Sunday, June 3, 2012

Silent Sundays: Love 'Em and Leave 'Em (1926)



“Love ‘em and leave ‘em- That’s me”

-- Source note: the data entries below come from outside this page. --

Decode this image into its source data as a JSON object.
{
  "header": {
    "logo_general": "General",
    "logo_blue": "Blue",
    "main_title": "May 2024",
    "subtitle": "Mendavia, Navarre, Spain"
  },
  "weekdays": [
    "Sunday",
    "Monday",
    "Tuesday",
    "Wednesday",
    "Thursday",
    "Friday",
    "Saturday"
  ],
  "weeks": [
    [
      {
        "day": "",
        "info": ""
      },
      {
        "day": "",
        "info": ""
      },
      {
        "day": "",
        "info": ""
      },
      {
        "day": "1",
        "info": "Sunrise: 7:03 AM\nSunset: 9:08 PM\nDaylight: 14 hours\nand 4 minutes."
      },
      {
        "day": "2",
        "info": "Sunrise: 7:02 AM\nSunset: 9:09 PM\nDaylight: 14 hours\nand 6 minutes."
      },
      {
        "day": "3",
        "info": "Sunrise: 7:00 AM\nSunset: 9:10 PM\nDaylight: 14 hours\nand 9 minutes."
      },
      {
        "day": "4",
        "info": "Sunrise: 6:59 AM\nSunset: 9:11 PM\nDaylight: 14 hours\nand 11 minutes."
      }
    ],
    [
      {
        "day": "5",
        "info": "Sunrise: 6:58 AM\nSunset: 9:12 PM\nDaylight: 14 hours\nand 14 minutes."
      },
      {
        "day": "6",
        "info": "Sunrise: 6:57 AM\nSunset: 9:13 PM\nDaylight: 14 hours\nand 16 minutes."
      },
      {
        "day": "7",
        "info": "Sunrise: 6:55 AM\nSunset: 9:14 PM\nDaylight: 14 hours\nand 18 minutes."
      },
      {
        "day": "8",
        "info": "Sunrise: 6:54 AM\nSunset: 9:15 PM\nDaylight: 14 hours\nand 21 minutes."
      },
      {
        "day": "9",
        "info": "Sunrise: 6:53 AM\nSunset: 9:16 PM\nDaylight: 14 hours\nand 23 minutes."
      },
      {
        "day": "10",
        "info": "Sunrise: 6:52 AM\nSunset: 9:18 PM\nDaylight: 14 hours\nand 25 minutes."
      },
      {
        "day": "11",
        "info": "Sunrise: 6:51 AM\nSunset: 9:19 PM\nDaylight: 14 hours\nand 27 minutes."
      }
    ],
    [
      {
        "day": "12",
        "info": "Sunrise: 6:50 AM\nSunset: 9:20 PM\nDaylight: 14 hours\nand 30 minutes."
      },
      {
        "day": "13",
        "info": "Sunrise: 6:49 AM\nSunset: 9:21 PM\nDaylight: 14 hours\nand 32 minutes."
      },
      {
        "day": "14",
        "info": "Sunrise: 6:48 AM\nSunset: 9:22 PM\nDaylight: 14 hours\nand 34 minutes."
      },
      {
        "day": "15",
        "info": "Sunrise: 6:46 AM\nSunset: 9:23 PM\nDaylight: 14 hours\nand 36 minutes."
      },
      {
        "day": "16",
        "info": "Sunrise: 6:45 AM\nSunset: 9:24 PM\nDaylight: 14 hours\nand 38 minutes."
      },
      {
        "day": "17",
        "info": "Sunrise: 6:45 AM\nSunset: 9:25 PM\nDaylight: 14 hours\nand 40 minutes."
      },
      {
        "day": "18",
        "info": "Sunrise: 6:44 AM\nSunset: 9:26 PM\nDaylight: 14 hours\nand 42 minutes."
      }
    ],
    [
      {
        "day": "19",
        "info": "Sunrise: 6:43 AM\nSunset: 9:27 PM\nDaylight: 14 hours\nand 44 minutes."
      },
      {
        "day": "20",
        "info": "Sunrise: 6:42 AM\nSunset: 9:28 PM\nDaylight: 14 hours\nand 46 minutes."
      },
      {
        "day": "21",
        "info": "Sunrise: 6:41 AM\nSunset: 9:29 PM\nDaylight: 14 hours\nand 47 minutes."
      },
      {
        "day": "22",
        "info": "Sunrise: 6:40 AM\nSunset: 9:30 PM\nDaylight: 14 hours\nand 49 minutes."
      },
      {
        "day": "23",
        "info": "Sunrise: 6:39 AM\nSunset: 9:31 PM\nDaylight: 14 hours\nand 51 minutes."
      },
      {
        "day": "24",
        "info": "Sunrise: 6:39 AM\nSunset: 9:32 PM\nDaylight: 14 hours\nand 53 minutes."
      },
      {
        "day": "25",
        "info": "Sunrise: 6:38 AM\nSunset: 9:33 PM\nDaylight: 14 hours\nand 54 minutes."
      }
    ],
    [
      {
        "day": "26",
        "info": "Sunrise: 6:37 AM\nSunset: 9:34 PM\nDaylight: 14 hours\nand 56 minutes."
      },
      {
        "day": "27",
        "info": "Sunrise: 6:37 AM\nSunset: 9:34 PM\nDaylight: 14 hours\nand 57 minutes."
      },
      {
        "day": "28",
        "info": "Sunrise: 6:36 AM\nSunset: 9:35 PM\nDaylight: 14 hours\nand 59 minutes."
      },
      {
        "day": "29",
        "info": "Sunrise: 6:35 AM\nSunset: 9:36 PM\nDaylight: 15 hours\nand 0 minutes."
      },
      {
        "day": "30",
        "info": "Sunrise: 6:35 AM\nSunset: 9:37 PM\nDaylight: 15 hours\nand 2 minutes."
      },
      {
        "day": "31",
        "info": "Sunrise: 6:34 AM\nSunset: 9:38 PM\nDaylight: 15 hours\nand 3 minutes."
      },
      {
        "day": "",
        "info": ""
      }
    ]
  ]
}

            There really is not much to say on the plot of Love ‘Em and Leave ‘Em. To me it is a typical plot of silent and early talking films.
            Mame Walsh (Evelyn Brent) promised her mother before her death that she would look after her younger sister Janie (Louise Brooks). Mame does her best but Janie is the typical wild flapper of the era going out dancing all night and smoking and drinking. Janie comes home early in the morning after worrying her older sister all night. She is in no way responsible but manages to hold down a job in a department store with Mame and Bill the guy Mame is sweet on and lives in the same building.
            At work Mame helps Bill to dress a new window. The head of the window department really likes what Bill has done and has him switched over to his department. Meanwhile Janie has been put in charge of the treasury for the Employee Welfare League. A dance is coming up soon and she collects a hundred dollars. Janie gambles as well and she puts all the money down on horses through a neighbor. The neighbor is no good and when Janie wins he steals the money.
            Mame goes on vacation for a week by herself. She has Janie work with Bill. During their time working together Bill falls for Janie even though he had asked Mame to marry him. When she comes back she wants to surprise Bill and tell him she will marry him but her surprise backfires when she sees her sister and her lover walk into his room together. To top everything off Janie lets the head of the Employee Welfare League think Mame stole the money and used it. Now Mame has to try to get her money back from the corrupt neighbor.
            All works out in the end with Mame foolishly going back to Bill.
            Blah blah blah. I was a bit bored with Love ‘Em and Leave ‘Em. The only reason I watched it was to see Louise Brooks who was not even really worth it. But I will say that Brooks had magnetic charm the camera just loved her. She was the ideal modern flapper and she did that wonderfully in the party scene at the end. Evelyn Brent was not too great but she was not awful. You can tell she was the older sister she looked. Love ‘Em and Leave ‘Em is good to watch to see the clothing and sets from the 1920s but other than those things and a nineteen year old Louise Brooks it is just an old silent without real drawing power.